In addition to the Mi’kmaqs’ supplier role with Black Diamond, the campaigners’ letter says 13 Nova Scotia bands would receive a 51% ownership stake in the man camp. But while Pieridae directed Black Diamond to conduct “meaningful engagement” with the communities, “we are not aware, and have not been able to find, any statement about an agreement from any Mi’kmaq First Nations organization or official,” the letter states.
“While we do not claim to speak for the Mi’kmaq people, our contacts with them indicate that many Indigenous rights holders in communities did not hear about this agreement prior to the October Pieridae and Black Diamond press releases,” it adds. “No Band Council and no Chief is known to have said publicly that they signed on to this man camp project. Some Chiefs have said privately that their Band has not signed on. In the early days following the media reports, individual Band Councillors said they knew nothing about this arrangement. This would seem to indicate that no substantive consultation took place.”
That’s a particular concern, the five signatories said, given the “strong links between isolated man camps and violence against women” established by that National Inquiry into Missing and Murdered Indigenous Women and Girls.
In his letter to the five signatories, Ciz cited a non-disclosure agreement signed by the governments of Canada, Nova Scotia, and Alberta and claimed the document “imposes on the recipients of any Confidential Information of Pieridae an obligation to treat that information as confidential”. In a reply circulated yesterday by German campaign organization Urgewald, Gheorghiu said he wasn’t aware of the NDA, nor of being in contact with anyone who’d known about the agreement—apart from Ciz himself.
Moreover, “I was not—nor am I—aware of the fact that the people in Canada are not allowed to reach out to their elected officials to raise awareness about environmental/global warming impacts and financial risks related to fossil fuel projects that are eight years in the planning phase and that rely, in particular, on public funding (loans or loan guarantees),” he added.

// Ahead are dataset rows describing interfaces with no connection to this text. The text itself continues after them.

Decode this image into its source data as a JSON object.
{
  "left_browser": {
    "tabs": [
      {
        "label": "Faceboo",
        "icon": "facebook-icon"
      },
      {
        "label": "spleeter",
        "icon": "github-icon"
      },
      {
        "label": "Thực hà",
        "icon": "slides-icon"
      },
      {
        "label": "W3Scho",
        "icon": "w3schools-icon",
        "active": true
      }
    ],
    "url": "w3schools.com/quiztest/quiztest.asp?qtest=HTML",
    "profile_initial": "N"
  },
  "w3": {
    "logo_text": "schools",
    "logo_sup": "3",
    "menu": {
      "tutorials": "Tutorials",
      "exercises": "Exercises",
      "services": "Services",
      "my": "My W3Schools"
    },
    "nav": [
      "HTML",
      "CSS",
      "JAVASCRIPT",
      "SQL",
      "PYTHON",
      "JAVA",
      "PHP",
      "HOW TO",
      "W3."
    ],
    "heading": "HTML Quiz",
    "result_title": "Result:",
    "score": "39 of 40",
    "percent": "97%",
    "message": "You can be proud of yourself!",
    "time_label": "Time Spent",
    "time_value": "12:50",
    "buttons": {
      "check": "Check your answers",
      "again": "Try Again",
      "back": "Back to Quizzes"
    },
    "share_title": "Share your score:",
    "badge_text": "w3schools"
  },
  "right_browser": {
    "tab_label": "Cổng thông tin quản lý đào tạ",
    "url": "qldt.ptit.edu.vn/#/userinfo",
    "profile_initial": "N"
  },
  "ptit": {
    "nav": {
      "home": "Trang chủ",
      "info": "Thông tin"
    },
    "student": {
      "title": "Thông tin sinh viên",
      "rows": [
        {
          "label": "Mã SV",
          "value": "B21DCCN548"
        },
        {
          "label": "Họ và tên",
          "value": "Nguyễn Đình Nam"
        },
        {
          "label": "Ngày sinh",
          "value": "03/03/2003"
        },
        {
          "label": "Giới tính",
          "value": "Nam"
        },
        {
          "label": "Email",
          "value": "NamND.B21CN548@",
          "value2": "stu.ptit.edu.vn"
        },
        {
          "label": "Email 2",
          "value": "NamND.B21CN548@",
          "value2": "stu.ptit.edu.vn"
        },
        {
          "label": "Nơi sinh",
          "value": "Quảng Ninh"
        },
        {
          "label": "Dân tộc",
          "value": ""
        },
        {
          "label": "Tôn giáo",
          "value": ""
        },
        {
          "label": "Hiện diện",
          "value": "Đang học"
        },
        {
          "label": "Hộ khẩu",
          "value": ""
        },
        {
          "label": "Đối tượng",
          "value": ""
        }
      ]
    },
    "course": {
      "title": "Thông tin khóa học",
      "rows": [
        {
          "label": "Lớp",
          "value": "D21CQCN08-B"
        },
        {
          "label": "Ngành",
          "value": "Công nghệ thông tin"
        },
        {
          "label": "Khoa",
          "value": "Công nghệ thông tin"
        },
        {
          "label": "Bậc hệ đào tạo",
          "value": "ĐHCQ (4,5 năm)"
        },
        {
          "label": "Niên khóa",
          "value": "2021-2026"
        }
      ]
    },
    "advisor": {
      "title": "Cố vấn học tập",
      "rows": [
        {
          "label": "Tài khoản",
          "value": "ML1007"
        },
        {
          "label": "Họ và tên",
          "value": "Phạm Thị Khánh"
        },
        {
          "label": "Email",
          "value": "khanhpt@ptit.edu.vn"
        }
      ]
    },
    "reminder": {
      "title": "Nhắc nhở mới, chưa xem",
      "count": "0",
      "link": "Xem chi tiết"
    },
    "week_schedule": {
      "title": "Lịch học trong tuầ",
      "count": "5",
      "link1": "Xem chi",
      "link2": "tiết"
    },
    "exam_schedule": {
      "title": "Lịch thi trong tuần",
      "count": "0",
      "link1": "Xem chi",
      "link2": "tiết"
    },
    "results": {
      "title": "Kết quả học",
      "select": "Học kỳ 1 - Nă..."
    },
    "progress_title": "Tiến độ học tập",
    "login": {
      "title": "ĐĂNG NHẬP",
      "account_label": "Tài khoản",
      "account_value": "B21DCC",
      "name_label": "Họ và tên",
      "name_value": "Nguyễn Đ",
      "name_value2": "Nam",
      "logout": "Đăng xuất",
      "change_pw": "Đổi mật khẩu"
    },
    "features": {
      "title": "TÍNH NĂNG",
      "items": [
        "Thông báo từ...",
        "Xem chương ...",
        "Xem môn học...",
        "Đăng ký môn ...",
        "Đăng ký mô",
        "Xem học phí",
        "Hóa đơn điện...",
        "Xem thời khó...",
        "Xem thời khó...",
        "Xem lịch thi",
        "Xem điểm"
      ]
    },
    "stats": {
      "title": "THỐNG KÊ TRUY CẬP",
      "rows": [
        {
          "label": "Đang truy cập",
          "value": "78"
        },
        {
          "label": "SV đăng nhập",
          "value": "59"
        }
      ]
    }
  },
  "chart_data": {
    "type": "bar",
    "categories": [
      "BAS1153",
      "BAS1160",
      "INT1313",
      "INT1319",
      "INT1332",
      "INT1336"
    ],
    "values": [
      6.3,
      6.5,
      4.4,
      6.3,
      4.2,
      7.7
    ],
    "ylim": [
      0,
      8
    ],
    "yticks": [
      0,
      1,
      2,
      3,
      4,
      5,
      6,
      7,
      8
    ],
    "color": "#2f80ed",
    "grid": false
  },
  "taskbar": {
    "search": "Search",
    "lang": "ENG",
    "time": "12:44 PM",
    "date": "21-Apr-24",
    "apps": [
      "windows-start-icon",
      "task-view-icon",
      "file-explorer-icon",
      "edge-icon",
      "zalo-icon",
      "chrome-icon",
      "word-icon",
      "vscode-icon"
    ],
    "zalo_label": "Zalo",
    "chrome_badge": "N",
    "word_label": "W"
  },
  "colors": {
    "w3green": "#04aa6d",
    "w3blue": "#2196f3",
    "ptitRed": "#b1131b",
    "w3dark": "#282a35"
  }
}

Bergeron said the dollar value of Pieridae’s subsidy demand was the only information the company had declared confidential—after CEO Alfred Sorensen disclosed a request for about $1 billion during an April 16, 2020 investor call.
“I can’t hide my surprise at the very existence of a confidentiality agreement to negotiate $1 billion in financial assistance (and judging by the financial health of the company, a donation!) to a decadent gas company,” he wrote. “Pieridae’s cease and desist letter is obviously the prelude to a Strategic Lawsuit Against Public Participation, also known as a SLAPP suit.” But “the potential payment by any federal entity of $925 million (sorry, the company requires me to say $1 billion) for continued extraction and expansion of fossil methane export capacity is an absolutely public issue.”
“By sending the legal threat to its critics, Pieridae has demonstrated that it seeks to undermine democratic consideration of its Goldboro proposal, and doubly so since it is seeking public money for that proposal,” writes Examiner editor and publisher Tim Bousquet. “It is a bad corporate citizen.”
On that basis, “Rankin should rethink his support for the Pieridae project, and he should introduce anti-SLAPP legislation to prevent such abuses from happening in the future.”